───── Exercise input ─────
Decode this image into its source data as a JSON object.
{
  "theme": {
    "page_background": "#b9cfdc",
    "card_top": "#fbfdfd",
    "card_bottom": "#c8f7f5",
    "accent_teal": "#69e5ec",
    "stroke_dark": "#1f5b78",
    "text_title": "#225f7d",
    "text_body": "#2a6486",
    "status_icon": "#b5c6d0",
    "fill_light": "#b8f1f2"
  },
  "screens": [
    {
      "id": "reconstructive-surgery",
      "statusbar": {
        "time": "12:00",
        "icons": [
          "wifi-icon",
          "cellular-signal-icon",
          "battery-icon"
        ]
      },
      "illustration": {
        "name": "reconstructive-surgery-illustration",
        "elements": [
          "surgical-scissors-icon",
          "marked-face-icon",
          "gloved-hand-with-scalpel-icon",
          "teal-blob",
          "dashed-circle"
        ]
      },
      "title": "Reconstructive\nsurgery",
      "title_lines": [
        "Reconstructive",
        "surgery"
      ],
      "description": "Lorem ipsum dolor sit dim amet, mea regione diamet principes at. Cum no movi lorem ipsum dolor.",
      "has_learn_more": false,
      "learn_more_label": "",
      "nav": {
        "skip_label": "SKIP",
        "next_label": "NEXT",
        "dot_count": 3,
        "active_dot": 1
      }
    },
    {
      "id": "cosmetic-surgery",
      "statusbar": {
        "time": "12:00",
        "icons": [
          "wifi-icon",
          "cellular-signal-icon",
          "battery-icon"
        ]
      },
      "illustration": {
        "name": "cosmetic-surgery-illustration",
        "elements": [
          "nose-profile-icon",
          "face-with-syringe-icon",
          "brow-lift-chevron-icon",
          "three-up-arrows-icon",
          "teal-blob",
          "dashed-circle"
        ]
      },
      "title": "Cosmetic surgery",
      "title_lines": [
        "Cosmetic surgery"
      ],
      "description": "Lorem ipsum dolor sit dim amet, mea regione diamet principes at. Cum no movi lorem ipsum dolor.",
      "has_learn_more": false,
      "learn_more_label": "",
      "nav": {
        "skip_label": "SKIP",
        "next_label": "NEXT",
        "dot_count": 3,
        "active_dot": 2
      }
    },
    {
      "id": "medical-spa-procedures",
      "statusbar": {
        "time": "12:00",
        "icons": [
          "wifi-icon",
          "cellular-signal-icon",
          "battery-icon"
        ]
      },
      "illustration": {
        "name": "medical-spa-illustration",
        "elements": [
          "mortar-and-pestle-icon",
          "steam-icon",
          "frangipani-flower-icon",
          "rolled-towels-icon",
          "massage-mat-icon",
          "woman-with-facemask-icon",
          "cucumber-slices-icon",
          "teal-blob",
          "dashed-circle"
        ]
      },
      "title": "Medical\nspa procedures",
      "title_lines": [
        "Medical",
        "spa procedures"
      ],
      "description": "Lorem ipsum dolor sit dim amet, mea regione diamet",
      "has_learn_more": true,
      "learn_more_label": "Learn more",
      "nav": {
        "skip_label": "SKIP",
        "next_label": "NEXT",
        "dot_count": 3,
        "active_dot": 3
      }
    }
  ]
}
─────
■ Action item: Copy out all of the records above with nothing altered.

■ Response to this exercise:
Decode this image into its source data as a JSON object.
{
  "theme": {
    "page_background": "#b9cfdc",
    "card_top": "#fbfdfd",
    "card_bottom": "#c8f7f5",
    "accent_teal": "#69e5ec",
    "stroke_dark": "#1f5b78",
    "text_title": "#225f7d",
    "text_body": "#2a6486",
    "status_icon": "#b5c6d0",
    "fill_light": "#b8f1f2"
  },
  "screens": [
    {
      "id": "reconstructive-surgery",
      "statusbar": {
        "time": "12:00",
        "icons": [
          "wifi-icon",
          "cellular-signal-icon",
          "battery-icon"
        ]
      },
      "illustration": {
        "name": "reconstructive-surgery-illustration",
        "elements": [
          "surgical-scissors-icon",
          "marked-face-icon",
          "gloved-hand-with-scalpel-icon",
          "teal-blob",
          "dashed-circle"
        ]
      },
      "title": "Reconstructive\nsurgery",
      "title_lines": [
        "Reconstructive",
        "surgery"
      ],
      "description": "Lorem ipsum dolor sit dim amet, mea regione diamet principes at. Cum no movi lorem ipsum dolor.",
      "has_learn_more": false,
      "learn_more_label": "",
      "nav": {
        "skip_label": "SKIP",
        "next_label": "NEXT",
        "dot_count": 3,
        "active_dot": 1
      }
    },
    {
      "id": "cosmetic-surgery",
      "statusbar": {
        "time": "12:00",
        "icons": [
          "wifi-icon",
          "cellular-signal-icon",
          "battery-icon"
        ]
      },
      "illustration": {
        "name": "cosmetic-surgery-illustration",
        "elements": [
          "nose-profile-icon",
          "face-with-syringe-icon",
          "brow-lift-chevron-icon",
          "three-up-arrows-icon",
          "teal-blob",
          "dashed-circle"
        ]
      },
      "title": "Cosmetic surgery",
      "title_lines": [
        "Cosmetic surgery"
      ],
      "description": "Lorem ipsum dolor sit dim amet, mea regione diamet principes at. Cum no movi lorem ipsum dolor.",
      "has_learn_more": false,
      "learn_more_label": "",
      "nav": {
        "skip_label": "SKIP",
        "next_label": "NEXT",
        "dot_count": 3,
        "active_dot": 2
      }
    },
    {
      "id": "medical-spa-procedures",
      "statusbar": {
        "time": "12:00",
        "icons": [
          "wifi-icon",
          "cellular-signal-icon",
          "battery-icon"
        ]
      },
      "illustration": {
        "name": "medical-spa-illustration",
        "elements": [
          "mortar-and-pestle-icon",
          "steam-icon",
          "frangipani-flower-icon",
          "rolled-towels-icon",
          "massage-mat-icon",
          "woman-with-facemask-icon",
          "cucumber-slices-icon",
          "teal-blob",
          "dashed-circle"
        ]
      },
      "title": "Medical\nspa procedures",
      "title_lines": [
        "Medical",
        "spa procedures"
      ],
      "description": "Lorem ipsum dolor sit dim amet, mea regione diamet",
      "has_learn_more": true,
      "learn_more_label": "Learn more",
      "nav": {
        "skip_label": "SKIP",
        "next_label": "NEXT",
        "dot_count": 3,
        "active_dot": 3
      }
    }
  ]
}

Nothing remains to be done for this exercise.